We can easily create a Pareto Chart for a normal range or table. But the Pareto Chart command of Excel doesn’t work for a Pivot Table, we have to do it differently then. I’ll show those simple ways to make a Pareto chart using excel pivot tables in this article with vivid illustrations.
Download Practice Workbook
You can download the free Excel workbook from here and practice independently.
What Is a Pareto Chart?
A chart that contains both the columns sorted in descending order and a line showing the cumulative total percentage is called a Pareto or sorted histogram chart. Pareto charts are used to highlight the highest factors in a dataset. Among the seven basic tools of quality control, it is considered one of them. Because it is quite quick and easy to find out the most common problems or issues from the Pareto Chart.
Easy Steps to Make a Pareto Chart Using Pivot Tables in Excel
Let’s get introduced to our dataset first. It shows five machines’ daily produced products.
To make a Pareto Chart, we’ll have to make a Pivot Table from a data range first.
- Select any data from the dataset.
- Next, click as follows: Insert > PivotTable. Soon after you will get a dialog box.
- It will select the data range automatically.
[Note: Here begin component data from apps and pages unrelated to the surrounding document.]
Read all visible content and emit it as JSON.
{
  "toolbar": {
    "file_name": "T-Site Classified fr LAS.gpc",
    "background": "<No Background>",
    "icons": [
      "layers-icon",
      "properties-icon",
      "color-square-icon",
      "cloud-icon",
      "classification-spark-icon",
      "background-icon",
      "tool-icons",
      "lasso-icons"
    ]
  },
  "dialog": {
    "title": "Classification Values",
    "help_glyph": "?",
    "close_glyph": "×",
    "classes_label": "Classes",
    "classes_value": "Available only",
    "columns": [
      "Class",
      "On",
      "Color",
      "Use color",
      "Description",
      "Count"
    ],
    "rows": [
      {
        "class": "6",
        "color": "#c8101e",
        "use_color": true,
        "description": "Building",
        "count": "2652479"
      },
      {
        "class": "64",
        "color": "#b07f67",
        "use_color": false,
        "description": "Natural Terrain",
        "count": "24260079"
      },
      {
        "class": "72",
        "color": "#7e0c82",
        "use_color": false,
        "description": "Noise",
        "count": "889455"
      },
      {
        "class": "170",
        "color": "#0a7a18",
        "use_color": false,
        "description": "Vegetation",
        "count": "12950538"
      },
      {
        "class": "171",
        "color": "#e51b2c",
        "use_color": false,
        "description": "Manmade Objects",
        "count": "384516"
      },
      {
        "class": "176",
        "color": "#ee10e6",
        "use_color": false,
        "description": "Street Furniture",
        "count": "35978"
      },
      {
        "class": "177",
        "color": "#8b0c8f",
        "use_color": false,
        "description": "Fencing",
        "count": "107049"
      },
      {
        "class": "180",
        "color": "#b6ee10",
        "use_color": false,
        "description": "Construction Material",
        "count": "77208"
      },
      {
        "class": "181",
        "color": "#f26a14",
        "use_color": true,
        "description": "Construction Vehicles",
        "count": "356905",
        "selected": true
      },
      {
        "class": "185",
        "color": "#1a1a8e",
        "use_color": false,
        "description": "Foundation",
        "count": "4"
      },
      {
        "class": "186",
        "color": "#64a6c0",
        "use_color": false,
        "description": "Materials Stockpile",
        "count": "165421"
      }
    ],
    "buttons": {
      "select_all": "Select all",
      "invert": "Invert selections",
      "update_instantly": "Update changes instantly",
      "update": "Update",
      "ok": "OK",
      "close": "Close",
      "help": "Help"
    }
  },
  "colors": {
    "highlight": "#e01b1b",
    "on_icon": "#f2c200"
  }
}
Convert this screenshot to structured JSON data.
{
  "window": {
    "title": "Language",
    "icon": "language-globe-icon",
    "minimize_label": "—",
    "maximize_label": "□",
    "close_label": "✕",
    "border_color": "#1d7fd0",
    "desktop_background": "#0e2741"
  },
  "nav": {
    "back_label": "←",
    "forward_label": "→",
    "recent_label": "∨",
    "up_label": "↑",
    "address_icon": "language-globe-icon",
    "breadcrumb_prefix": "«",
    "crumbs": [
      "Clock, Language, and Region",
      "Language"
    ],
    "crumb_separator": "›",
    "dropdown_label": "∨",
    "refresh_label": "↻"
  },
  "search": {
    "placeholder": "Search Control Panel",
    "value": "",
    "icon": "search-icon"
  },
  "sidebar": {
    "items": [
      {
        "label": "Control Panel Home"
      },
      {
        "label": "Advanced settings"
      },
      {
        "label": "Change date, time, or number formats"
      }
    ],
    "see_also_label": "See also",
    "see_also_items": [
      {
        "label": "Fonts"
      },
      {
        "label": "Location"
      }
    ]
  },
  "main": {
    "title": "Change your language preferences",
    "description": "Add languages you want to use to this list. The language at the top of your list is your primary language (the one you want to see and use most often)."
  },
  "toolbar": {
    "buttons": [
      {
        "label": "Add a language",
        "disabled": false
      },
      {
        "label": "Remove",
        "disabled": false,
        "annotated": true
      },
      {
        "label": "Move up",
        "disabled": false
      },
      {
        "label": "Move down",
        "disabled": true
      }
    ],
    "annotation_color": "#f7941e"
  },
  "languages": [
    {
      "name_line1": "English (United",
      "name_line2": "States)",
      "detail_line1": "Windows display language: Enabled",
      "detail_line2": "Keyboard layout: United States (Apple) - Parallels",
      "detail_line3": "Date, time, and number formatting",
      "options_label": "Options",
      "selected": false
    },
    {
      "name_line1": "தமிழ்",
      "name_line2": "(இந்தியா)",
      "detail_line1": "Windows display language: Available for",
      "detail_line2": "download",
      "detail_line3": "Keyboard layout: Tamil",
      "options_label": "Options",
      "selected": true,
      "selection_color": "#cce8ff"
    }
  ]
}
Mark your desired worksheet option. I marked New Worksheet.
- Then just press OK.
After a while, a new worksheet will open up with the PivotTable Fields on the right side.
- At this moment, mark the headers from the fields.
Then the Pivot Table will look like the image below.
- For a Pareto chart, we need to sort the data of the Sum of Units in descending order. So right-click on any data then click as follows from the context menu to sort: Sort > Sort Largest to Smallest.
- After sorting, we’ll copy the Sum of Units column to calculate the cumulative percentage for the Pareto chart. We won’t need to use the Copy command here rather we can do it more smartly and quickly using PivotTable Fields.
- Drag the Units header in the Sum of Units field.
Now see, the column is copied with a serial number. It’s one of the advantages of using Pivot Tables.
Now we’ll find the cumulative percentage in the new column.
- Right-click on any data of the new column and select as follows: Show Values As > %Running Total In.
- Later, select the base field and press OK.
Our Pivot Table is ready to create a Pareto chart now.
- Select any data from the Pivot Table and click as follows: PivotTable Analyze > Tools > PivotChart. Consequently, you will get a dialog box soon named- Insert Chart.
- After that, click the Combo option and mark the Sum of Units2 as Secondary Axis.
- Finally, just press OK.
Then you will get a Pareto chart like the image below.
How to Customize a Pareto Chart in Excel
After inserting a Pareto chart, applying some customizations gives a better look of your chart and gets easier to understand. In this section, I’ll show some major and most common customizations for the Pareto chart.
Hide All Field Buttons
After creating a chart from the Pivot Table, the pivot field buttons are also available on the chart by default. But if you want you can hide them all.
- Right-click on any field button and select Hide All Field Buttons from the context menu.
Now see, the field buttons are gone and the chart is looking clean.
Excel has a lot of chart styles, so you can choose one of them which suits your dataset most. There are two ways to do it.
- Click on the Chart Styles icon beside the chart.
- Then select your desired chart design from the Style section.
- Or, click anywhere on the chart and then select the design from the Design ribbon. I chose Style 9.
Now have a look, it’s looking better.
After choosing any design you can change the colors of your chart too. It will help you to stay in any design with customized colors. For this operation, excel has two ways too.
- Firstly, click on the Chart Styles icon beside the chart and then select a color template from the Color section.
- Or, select the Pareto chart and click as follows: Design > Change Colors.
- After that, select a color template from the list. I selected Colorful Palette 4.
Looking pretty cool, right?
You can change the axis according to your requirement like you can change the minimum and maximum bounds for your Pareto chart.
- Right-click on the axis that you want to change the format. I’ll change the format for the percentage axis.
- Then select Format Axis from the context menu. Or, you can double-click on the axis to open the Format Axis field at once.
- Next, from the Axis Options field set the minimum and maximum bounds. I set 0 for minimum and 1 for maximum. 0 means 0% and 1 means 100%.
- Then just hit the ENTER button.
Now the axis of the Pareto chart is formatted according to the new bounds.
Change Axis Alignment
The horizontal data labels are looking quite messy as the names are longer. So if we align them in a vertical direction then it will look pretty clear.
- Follow the first two steps from the immediate previous section to open the Format Axis field.
- Next, click on the Size & Properties icon and select Rotate All Text 270° from the Text direction dropdown box.
Here’s our final output.
That’s all for the article. I hope the procedures described above will be good enough to make a Pareto chart using Excel Pivot Tables. Feel free to ask any questions in the comment section and give me feedback. Visit ExcelDemy to explore more.